*Note: I thought I had this scheduled to post yesterday (Tuesday), but apparently I told WordPress to post it on May 25th of 2011. Iiinteresting. Well, here we go! WILT on Wednesday!*
Driving from Minnesota to Oregon, Jesse and I took our separate cars and communicated via walkie-talkies. We listened to podcasts on our iPod FM transmitters and ate corn nuts. And during the quieter times, when I turned off the radio and our walkie-talkies were clipped silent to our visors, I thought about the liminal state in which I was driving. Between homes. I think a lot of resolutions are made on long drives.

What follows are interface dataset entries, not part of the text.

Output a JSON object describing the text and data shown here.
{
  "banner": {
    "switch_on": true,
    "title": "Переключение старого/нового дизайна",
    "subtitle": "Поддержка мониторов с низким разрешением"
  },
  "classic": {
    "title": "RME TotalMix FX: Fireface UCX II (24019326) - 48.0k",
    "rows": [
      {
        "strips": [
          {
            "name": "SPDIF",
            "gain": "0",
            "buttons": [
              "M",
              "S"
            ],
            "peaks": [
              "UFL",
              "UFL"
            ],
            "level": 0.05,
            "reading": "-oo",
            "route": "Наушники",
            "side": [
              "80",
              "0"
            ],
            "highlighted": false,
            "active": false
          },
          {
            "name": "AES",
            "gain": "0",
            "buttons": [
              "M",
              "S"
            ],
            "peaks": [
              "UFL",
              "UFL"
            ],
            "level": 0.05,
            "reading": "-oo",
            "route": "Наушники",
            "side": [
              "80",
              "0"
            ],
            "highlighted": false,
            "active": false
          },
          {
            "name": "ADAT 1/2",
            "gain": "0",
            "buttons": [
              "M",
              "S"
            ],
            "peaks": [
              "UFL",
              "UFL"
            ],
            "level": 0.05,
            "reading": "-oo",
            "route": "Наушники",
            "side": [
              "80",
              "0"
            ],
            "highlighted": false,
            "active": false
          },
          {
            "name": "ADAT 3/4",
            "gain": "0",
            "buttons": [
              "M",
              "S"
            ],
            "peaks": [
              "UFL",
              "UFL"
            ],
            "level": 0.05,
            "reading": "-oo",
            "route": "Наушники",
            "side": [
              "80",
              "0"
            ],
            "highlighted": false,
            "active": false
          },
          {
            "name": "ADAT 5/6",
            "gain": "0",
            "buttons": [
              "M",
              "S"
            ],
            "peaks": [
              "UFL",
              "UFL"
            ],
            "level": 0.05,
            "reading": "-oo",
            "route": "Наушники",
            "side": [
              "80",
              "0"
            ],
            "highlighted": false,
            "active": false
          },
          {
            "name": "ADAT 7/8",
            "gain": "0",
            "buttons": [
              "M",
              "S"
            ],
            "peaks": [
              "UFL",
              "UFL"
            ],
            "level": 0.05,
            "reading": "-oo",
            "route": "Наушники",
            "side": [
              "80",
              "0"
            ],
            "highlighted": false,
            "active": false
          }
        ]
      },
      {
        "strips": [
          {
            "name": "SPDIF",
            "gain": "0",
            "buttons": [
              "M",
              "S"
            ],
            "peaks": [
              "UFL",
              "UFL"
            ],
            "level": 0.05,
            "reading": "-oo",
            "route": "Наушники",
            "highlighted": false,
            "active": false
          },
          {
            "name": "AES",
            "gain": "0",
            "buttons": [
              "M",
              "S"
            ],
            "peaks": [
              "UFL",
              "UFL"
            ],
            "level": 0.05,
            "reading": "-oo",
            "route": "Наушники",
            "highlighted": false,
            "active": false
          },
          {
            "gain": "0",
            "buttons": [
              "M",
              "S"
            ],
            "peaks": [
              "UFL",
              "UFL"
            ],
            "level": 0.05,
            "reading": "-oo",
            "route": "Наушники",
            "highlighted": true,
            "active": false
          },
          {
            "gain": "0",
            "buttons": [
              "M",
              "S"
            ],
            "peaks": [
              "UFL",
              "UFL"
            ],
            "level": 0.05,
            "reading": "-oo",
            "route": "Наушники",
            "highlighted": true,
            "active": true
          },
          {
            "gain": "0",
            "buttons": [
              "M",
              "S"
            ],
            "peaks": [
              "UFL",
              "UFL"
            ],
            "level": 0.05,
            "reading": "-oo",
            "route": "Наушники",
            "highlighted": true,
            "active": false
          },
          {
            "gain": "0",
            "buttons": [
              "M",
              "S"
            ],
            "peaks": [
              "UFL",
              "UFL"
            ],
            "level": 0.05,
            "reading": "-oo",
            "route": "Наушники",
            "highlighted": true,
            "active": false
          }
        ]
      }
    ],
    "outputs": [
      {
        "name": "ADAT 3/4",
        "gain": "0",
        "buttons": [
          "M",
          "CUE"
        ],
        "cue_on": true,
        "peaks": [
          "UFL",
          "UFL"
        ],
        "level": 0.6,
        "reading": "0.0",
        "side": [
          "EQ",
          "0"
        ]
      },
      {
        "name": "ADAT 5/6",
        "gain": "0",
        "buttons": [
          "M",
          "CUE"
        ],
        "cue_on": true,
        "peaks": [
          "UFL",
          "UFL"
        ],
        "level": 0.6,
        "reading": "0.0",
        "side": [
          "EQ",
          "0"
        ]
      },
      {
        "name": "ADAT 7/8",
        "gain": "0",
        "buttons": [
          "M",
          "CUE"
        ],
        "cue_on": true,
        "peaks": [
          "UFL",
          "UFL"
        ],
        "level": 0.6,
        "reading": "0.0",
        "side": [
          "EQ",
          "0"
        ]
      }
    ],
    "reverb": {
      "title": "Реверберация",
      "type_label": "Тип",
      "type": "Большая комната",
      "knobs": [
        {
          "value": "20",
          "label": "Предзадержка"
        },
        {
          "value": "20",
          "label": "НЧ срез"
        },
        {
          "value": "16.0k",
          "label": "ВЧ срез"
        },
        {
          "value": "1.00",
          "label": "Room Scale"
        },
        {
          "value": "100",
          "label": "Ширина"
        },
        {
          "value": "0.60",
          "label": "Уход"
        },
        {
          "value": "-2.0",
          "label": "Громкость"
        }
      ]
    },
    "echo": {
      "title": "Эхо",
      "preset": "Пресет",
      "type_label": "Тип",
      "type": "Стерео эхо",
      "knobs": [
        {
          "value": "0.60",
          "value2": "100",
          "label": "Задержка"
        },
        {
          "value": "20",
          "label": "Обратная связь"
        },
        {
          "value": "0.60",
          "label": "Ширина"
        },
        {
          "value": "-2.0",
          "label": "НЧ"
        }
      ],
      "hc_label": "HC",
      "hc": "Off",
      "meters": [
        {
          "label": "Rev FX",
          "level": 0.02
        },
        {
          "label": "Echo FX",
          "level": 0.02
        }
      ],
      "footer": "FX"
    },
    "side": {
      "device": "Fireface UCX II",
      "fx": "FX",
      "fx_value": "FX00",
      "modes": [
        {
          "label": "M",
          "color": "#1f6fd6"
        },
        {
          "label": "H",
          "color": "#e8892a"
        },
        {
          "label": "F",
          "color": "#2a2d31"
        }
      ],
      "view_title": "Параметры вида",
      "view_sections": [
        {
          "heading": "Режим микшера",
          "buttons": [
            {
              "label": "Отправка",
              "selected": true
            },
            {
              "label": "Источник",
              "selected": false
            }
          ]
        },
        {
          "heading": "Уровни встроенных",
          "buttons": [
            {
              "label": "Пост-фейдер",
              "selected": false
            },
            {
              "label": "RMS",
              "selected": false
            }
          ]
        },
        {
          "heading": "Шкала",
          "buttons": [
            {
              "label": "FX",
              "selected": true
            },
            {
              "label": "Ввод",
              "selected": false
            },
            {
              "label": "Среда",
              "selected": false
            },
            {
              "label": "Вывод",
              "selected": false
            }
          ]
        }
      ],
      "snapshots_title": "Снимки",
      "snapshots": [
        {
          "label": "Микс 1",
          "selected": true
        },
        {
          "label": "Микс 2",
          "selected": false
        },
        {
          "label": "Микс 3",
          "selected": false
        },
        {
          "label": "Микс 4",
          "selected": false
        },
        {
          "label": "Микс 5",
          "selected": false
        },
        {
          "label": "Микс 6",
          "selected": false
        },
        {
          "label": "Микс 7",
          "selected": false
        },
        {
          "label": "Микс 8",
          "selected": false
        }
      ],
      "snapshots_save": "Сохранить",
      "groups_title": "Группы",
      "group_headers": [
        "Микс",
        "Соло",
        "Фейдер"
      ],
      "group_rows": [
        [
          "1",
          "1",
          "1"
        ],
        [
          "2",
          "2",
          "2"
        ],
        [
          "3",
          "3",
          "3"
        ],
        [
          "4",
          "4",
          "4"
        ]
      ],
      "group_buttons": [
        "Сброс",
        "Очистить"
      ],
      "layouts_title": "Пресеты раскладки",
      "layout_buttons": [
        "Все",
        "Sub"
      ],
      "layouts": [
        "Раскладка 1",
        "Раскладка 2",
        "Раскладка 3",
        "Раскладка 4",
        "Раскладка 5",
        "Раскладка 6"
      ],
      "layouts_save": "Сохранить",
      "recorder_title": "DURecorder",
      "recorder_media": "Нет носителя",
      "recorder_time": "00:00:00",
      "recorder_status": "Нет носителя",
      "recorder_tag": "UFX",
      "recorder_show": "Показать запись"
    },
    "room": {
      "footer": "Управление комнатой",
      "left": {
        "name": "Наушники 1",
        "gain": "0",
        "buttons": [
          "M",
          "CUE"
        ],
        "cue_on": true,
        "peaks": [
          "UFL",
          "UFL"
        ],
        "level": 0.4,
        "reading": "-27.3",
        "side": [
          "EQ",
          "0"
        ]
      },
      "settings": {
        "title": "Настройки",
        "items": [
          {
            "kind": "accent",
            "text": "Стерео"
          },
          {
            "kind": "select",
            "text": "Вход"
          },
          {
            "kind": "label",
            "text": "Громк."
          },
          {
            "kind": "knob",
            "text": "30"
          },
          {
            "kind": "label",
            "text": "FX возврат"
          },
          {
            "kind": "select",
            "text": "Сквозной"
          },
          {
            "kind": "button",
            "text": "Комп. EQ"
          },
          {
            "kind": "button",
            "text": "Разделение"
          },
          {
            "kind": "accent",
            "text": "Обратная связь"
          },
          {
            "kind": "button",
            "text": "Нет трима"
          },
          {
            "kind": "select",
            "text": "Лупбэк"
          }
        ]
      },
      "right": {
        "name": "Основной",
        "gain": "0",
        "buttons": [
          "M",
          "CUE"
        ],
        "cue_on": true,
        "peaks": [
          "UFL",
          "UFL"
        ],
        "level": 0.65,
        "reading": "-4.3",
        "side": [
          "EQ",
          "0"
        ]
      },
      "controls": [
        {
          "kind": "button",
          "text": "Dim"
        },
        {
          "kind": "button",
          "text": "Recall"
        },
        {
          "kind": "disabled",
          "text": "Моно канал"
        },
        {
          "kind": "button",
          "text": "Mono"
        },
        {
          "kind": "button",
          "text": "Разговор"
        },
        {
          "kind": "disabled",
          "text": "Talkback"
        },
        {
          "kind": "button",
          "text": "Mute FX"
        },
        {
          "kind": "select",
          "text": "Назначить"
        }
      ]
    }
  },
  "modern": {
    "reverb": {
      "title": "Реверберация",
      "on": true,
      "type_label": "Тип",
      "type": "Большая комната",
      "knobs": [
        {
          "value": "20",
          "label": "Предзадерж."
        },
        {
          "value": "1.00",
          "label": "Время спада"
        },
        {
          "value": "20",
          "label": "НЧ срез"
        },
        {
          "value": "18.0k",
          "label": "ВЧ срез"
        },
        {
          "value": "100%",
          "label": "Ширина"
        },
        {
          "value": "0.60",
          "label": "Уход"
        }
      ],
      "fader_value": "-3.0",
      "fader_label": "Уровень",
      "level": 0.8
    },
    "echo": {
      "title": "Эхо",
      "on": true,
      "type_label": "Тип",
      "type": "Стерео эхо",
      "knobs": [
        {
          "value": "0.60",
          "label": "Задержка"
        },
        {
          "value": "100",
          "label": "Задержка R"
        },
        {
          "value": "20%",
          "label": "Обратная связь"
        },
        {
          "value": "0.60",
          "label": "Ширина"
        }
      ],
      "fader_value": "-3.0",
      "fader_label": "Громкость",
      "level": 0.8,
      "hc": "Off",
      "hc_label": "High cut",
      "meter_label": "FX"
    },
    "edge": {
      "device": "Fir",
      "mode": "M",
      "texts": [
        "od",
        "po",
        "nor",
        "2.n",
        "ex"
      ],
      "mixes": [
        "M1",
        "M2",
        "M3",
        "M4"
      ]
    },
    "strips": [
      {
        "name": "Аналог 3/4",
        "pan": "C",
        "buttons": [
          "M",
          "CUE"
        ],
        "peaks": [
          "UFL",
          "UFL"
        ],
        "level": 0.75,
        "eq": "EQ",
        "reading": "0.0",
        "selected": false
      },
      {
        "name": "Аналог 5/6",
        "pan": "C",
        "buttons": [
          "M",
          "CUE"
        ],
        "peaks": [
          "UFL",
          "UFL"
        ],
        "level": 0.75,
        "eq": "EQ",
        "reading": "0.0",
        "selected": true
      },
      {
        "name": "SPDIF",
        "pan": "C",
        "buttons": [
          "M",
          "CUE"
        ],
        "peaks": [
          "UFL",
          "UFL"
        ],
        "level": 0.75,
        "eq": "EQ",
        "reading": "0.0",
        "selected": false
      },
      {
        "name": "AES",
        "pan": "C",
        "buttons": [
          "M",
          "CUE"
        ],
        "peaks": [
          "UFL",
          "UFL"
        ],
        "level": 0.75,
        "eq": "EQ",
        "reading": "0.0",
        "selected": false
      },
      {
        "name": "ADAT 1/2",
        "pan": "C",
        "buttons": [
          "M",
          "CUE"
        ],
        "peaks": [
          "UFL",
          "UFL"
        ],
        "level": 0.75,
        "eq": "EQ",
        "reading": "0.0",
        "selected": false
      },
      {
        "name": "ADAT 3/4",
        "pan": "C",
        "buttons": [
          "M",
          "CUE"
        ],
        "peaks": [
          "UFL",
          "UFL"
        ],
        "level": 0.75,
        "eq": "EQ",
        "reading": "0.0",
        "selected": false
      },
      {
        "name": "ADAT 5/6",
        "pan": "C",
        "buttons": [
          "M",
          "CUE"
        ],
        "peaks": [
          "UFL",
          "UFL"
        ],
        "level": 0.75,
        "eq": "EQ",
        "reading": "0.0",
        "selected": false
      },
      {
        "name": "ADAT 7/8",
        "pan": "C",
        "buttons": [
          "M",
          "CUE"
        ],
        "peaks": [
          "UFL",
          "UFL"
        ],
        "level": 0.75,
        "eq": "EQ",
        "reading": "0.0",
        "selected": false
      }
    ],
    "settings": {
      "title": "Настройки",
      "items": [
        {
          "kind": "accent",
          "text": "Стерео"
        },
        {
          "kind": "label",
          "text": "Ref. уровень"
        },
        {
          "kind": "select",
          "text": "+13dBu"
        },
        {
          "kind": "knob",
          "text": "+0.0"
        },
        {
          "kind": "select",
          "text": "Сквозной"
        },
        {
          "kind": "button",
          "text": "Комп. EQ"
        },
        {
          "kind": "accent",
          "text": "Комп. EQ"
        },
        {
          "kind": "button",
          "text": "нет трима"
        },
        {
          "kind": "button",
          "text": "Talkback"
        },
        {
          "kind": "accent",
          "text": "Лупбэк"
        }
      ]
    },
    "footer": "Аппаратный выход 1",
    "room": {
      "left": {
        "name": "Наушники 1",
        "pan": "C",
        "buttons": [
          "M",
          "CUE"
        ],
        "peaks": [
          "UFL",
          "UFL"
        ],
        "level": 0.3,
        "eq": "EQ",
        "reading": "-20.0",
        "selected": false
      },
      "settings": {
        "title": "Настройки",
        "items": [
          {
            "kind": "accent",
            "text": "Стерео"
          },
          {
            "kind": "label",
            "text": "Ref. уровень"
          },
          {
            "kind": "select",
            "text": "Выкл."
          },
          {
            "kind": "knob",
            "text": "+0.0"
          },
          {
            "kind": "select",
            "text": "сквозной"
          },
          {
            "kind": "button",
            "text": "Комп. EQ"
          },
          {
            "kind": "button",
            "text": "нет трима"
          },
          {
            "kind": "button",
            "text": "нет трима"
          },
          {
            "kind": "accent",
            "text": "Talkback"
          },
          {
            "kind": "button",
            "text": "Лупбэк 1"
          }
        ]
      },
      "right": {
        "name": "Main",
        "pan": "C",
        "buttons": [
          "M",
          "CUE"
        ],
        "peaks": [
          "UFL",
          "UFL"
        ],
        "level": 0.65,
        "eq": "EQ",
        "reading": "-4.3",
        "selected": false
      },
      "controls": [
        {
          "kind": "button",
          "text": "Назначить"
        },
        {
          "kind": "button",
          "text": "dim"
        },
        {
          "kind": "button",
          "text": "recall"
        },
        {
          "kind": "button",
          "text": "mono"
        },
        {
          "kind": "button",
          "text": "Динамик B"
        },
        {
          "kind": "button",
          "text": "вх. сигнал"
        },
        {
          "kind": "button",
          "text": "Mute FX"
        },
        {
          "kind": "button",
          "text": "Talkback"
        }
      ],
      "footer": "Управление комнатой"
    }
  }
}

We hit Montana and I was thinking about the creative writing I so fervently did back in high school. The bad poetry in middle school, the stories in fifth grade… and it hit me that though I’d done books-worth of academic writing in college, my time in Minnesota had largely been a big 7 year long period of writer’s block. I decided, somewhere in southwestern Montana, that I needed to reconnect with that former passion. We arrived in Portland on a Sunday (Easter, actually), and on Monday I was seeking out writing workshops. I found one with a miraculous opening thanks to a recent cancellation. I signed up to head to Powell’s Books every Tuesday night for a workshop called (prompt) facilitated by the wonderful people at Write Around Portland.
Getting to the big bookstore on W Burnside from our home in the boonies can be accomplished by car, or by car and MAX light rail. Last week, I was looking for a new experience so I chose the latter. I drove up to the MAX stop at Clackamas Town Center and hopped on the green line to downtown.
I stuck my headphones in my ears and caught up on “Wait Wait… Don’t Tell Me!”
After a quarter-mile walk, I made it to Powell’s. I like to get there early so I can spend my entire disposable income inside.
This is my favorite section these days. History of food! Food writing! I found this gem on the shelf:
Which contained this incredible recipe (click to embiggen):
Jesse and I did not enjoy this particular dish on our trek out to Oregon.
Walking among the tall shelves, time literally stops. Or at least you’d like it to.
I shuffled around with this book in my hands for a while, but set it down in favor of a used paperback Golden’s Birds of North America guide. I thought Jesse might find it more palatable.
And now you’ve learned something!
After browsing and page-turning (and spending), I headed up to the 4th floor to the back conference room. 12 of us and our facilitator write and share and give feedback there for two hours. We have to pick up “backstage passes” at the desk at the top of the stairs, as we head behind the scenes to get to our conference room. Big empty shelves, old desks with new computers, and rolling carts as far as the eye can see.
After the workshop, I stopped at the cafe on the first floor to get some licorice root tea before heading back to the MAX. I was tickled to notice that the romance section is planted right next to the very public, very window-ed cafe seating area.
Tea in hand and messenger bag slung over my shoulder, I headed back to the MAX, looking very much like a stereotypical Powell’s-goer. It doesn’t take too long to get comfortable here.